Promethea: My Shift’s Over: Sophie Bangs: “I ended the world. My shift’s over.”; Alan Moore; George Washington; Promethea

Sophie Bangs as George Washington. Of course, she’s not saying that Promethea won’t be back if we screw up the post-apocalypse.

In response to FiVe Faces of Alan Moore’s SaVior: V, Veidt, and Constantine are very much the same person, each ushering in a new era of human greatness through their own devious means. Even Promethea and Faust, and Moore’s interpretation of Jack the Ripper, share that vision to a lesser extent. What do these five faces of the same man mean?

  1. Miracleman (Eclipse) 7:2:3.

  2. I suspect that one of the reasons Moore chose to eliminate Young Miracleman is that he wanted only two adult miracles at the end of the story, an analogy to Adam and Eve shepherding the beasts in Eden before the fall. There’s a twisted sense of that in V for Vendetta, with Adam Susan trying to implement a fascist Eden while V tasks Evey with leading men from that Eden.

  3. Of all tyrannies, a tyranny sincerely exercised for the good of its victims may be the most oppressive. It may be better to live under robber barons than under omnipotent moral busybodies. The robber baron’s cruelty may sometimes sleep, his cupidity may at some point be satiated; but those who torment us for our own good will torment us without end for they do so with the approval of their own conscience. — C. S. Lewis (The Humanitarian Theory of Punishment)

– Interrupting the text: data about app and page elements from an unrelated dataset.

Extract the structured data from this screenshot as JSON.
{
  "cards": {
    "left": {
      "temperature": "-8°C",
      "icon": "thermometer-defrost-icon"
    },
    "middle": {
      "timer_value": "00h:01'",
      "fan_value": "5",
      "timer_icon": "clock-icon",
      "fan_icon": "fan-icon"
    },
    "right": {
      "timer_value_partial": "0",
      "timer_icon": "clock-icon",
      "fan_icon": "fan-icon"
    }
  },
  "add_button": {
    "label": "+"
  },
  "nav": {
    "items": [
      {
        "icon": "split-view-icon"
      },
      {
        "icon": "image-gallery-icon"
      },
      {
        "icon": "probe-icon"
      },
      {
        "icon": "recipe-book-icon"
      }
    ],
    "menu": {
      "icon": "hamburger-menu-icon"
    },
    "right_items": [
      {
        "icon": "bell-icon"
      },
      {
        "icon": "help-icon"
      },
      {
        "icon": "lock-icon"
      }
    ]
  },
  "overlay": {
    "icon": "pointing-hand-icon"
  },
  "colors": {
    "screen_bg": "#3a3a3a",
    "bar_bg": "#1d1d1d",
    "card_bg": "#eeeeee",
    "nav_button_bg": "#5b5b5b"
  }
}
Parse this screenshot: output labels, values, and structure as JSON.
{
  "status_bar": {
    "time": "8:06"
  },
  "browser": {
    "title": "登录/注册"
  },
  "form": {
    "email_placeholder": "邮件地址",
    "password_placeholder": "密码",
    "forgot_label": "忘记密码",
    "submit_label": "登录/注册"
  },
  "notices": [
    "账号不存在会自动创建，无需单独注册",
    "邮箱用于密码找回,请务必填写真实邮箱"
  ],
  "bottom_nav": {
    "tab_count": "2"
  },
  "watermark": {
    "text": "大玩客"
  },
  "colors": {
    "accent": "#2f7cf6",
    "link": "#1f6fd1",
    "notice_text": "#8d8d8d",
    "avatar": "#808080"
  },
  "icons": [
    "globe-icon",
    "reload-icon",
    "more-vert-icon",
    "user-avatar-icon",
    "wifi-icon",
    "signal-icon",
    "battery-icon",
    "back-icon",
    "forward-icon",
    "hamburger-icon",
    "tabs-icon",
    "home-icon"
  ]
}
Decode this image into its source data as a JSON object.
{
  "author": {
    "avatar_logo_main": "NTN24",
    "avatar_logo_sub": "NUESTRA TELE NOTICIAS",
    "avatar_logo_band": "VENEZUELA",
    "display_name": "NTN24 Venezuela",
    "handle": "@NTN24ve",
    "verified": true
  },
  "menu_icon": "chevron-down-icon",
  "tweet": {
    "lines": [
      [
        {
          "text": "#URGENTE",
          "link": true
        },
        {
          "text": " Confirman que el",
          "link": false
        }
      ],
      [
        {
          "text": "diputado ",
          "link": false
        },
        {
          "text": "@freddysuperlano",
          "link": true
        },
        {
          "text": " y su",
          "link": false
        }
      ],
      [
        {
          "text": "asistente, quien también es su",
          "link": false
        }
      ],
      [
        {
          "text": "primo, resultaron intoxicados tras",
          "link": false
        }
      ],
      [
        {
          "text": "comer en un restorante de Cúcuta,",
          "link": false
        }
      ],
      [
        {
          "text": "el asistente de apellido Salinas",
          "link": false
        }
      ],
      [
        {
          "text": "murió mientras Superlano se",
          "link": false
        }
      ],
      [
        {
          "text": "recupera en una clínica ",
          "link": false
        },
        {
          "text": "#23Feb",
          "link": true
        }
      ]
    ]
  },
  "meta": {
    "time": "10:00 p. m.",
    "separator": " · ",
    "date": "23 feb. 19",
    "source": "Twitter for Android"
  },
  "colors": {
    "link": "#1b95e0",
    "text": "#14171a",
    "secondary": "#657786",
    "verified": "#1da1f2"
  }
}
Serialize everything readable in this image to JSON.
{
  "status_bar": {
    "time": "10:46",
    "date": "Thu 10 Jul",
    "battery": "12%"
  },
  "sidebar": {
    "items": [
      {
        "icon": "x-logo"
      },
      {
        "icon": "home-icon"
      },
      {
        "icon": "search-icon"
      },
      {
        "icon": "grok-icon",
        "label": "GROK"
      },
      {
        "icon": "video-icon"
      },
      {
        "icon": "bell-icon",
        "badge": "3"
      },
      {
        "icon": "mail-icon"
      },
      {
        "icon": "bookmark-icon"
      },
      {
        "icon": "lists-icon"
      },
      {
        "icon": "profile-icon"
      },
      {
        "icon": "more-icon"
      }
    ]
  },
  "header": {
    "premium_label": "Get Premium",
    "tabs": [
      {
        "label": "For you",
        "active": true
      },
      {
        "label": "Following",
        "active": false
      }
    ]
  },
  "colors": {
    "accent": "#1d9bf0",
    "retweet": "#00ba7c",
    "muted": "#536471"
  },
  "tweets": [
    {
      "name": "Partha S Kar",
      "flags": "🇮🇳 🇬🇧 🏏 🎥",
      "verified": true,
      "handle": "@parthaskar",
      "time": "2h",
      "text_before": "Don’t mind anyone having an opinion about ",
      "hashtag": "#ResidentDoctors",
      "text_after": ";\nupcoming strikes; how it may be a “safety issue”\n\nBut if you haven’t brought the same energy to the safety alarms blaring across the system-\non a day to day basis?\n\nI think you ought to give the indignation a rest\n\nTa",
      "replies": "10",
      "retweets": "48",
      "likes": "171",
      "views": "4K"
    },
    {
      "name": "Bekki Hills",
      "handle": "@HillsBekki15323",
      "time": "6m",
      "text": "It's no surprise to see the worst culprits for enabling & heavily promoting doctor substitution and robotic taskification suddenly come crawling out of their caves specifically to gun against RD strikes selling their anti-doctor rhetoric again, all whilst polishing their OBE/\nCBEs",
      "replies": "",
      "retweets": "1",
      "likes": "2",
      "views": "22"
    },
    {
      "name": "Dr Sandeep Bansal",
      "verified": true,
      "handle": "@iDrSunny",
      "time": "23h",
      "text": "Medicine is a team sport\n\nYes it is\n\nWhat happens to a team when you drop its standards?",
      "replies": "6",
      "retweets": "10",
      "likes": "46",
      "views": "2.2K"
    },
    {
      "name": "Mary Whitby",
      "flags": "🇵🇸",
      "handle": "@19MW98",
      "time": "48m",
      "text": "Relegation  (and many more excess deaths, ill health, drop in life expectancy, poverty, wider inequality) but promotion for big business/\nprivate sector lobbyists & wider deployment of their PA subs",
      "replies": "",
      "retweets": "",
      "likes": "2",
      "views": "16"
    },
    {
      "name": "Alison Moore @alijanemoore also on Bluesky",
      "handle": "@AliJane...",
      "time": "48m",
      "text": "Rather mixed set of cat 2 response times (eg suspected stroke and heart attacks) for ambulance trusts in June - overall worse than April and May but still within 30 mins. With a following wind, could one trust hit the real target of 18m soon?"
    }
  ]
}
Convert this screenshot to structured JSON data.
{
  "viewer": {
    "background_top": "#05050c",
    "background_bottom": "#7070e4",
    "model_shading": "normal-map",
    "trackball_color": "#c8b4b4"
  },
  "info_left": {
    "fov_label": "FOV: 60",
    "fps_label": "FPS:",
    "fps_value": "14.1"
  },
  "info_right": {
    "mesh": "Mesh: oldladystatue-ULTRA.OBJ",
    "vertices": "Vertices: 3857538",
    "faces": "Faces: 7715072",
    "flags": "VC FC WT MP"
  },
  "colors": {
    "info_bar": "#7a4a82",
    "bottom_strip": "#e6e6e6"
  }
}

  4. From Hell, chapter 2, page 10.

  5. From Hell, chapter 6, page 24.

  6. From Hell, chapter 11, page 8.

  7. Miracleman (Eclipse) 16:25

  8. Promethea Chapter 30, page 7. (Collected in Promethea Book Five.)

  1. <- V faces of V: V